Microsoft currently offers two built-in methods of running production SQL Server databases in Azure. The first of them relies on the ability of Infrastructure-as-a-Service (IaaS) Azure virtual machines to host a variety of on-premises workloads, including SQL Server instances. The second one leverages Platform-as-a-Service (PaaS)-based Azure SQL Database. With the introduction of Azure SQL Managed Instance service, which is in public preview at the time of publishing this article, you have a third option, which combines the benefits of its two predecessors. This article provides an overview of the main characteristics of this new service.
Due to its PaaS nature, Azure SQL Database eliminates all of operating system-related maintenance tasks, such as patching or backups. It also minimizes the majority of SQL Server-level management responsibilities, allowing you to focus on database-specific design and development. Other important benefits of Azure SQL Database include built-in high availability as well as considerably simplified implementation of vertical scaling and disaster recovery. However, the extra layer of abstraction that hides the complexity associated with these tasks also limits the degree of manageability. As the result, Azure SQL Database is not fully compatible with databases hosted on full-fledged instances of SQL Server (which you can implement by using SQL Server instances running within Azure virtual machines), lacking support for features such as SQL Server Agent, Profiler, Database Mail, Common Language Runtime, Cross-database queries, distributed partition views, or linked servers. This, in turn, commonly hinders migration to Azure SQL Database, forcing customers to resort to the lift-and-shift approach. Another common customer complaint concerns the ability to provision an Azure SQL database directly into an Azure virtual network, although, at this point, with the introduction of Service Endpoints, it is possible to establish direct communication between Azure virtual machines on a virtual network and an Azure SQL Database without exposing its public endpoint to the Internet (for more information regarding this functionality, refer to one of our earlier articles published on this forum).
None of these limitations are applicable to Azure SQL Managed Instance. The new offering delivers a combination of features, which, on one hand, provide traditional IaaS capabilities, such as deployment into a virtual network or support for SQL Server Agent (for a full comparison between SQL Server, Azure SQL Database, and Azure SQL Managed Instance, refer to Microsoft Docs) and, on the other, simplify management and maintenance through PaaS-based, platform-provided services. In particular, you benefit from built-in high availability (which, incidentally, prevents you from implementing Always On Availability Groups containing Azure SQL Managed Instance databases), as well as automated patching and automatic backups combined with point-in-time restores.
During the preview, Azure SQL Managed Instance is available in a single General Purpose service tier, which allows you to choose between 8, 16, and 24 vCPUs with up to 8 TB of Premium storage, providing up to 7500 IOPS. While you do not have direct access to the underlying database files (which affects your ability to reference physical file system paths when operating within the managed instance), you can customize their number for each database. A single Azure SQL Managed Instance can contain multiple databases of up to 4 TB in size (the aggregate size of databases cannot exceed the 8 TB instance size limit).

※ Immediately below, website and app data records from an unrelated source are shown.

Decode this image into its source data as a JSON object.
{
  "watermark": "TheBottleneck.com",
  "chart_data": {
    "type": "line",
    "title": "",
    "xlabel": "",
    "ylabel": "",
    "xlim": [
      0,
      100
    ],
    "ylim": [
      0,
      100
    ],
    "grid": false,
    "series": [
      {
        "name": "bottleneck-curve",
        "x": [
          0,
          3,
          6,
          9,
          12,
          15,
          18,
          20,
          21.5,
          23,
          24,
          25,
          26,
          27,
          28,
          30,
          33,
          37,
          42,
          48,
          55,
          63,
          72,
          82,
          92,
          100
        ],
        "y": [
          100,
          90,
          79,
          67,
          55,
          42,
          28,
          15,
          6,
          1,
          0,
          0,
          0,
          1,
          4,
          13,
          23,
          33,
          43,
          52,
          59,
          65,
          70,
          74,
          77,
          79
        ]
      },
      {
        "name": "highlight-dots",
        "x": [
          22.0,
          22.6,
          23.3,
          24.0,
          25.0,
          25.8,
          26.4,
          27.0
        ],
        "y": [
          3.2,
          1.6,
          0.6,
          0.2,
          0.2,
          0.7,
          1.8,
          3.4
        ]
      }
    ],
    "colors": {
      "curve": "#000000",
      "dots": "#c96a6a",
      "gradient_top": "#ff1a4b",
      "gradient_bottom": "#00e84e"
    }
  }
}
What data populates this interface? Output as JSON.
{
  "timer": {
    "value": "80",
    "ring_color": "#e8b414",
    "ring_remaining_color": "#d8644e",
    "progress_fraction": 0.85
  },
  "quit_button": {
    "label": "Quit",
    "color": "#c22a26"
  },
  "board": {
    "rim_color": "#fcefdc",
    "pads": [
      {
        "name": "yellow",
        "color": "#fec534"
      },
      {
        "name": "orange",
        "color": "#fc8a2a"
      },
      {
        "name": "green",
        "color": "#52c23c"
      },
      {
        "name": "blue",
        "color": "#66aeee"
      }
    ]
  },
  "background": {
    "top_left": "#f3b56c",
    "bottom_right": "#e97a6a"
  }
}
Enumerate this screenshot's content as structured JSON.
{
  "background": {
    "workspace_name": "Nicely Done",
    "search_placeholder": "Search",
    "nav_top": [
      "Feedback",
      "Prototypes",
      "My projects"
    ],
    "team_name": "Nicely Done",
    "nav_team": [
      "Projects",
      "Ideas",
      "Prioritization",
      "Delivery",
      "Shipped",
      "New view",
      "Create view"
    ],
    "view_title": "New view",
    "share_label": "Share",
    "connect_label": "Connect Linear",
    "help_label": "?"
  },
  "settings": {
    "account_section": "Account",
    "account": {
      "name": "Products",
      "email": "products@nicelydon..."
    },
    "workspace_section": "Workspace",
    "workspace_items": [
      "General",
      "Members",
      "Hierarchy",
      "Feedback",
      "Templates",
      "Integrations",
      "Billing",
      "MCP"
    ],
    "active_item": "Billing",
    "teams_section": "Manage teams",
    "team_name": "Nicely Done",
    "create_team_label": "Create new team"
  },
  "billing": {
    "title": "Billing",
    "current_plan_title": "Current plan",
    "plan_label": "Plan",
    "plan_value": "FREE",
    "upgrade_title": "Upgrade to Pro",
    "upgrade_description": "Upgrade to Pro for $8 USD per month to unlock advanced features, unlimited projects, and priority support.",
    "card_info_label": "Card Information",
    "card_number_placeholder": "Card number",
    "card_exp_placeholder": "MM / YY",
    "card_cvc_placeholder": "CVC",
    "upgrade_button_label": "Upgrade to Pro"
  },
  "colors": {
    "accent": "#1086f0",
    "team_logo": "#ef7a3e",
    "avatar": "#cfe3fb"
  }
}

Azure SQL Managed Instance supports the security and auditing features available in both SQL Server and Azure SQL Database, including Always Encrypted, Dynamic Data Masking, and row-level security (for more information regarding these features, refer to our earlier articles). In addition, you can take advantage of the Managed Instance Threat Detection available from Azure Security Center. To authenticate, you can use either SQL Authentication or Azure Active Directory-based authentication. This makes it possible to authenticate to an Azure SQL Managed Instance using on-premises Active Directory (AD) credentials, as long as the AD domain and an Azure AD tenant are integrated. Given the increased compatibility between Azure SQL Managed Instance and SQL Server, you might be able to perform database migration through backup and restore. Alternatively, you have the option of carrying out the migration by using Azure Database Migration Service (for more information regarding this process, refer to the Microsoft Docs).
In our upcoming articles, we will step through the provisioning of an Azure SQL Managed Instance and will explore its capabilities in more detail.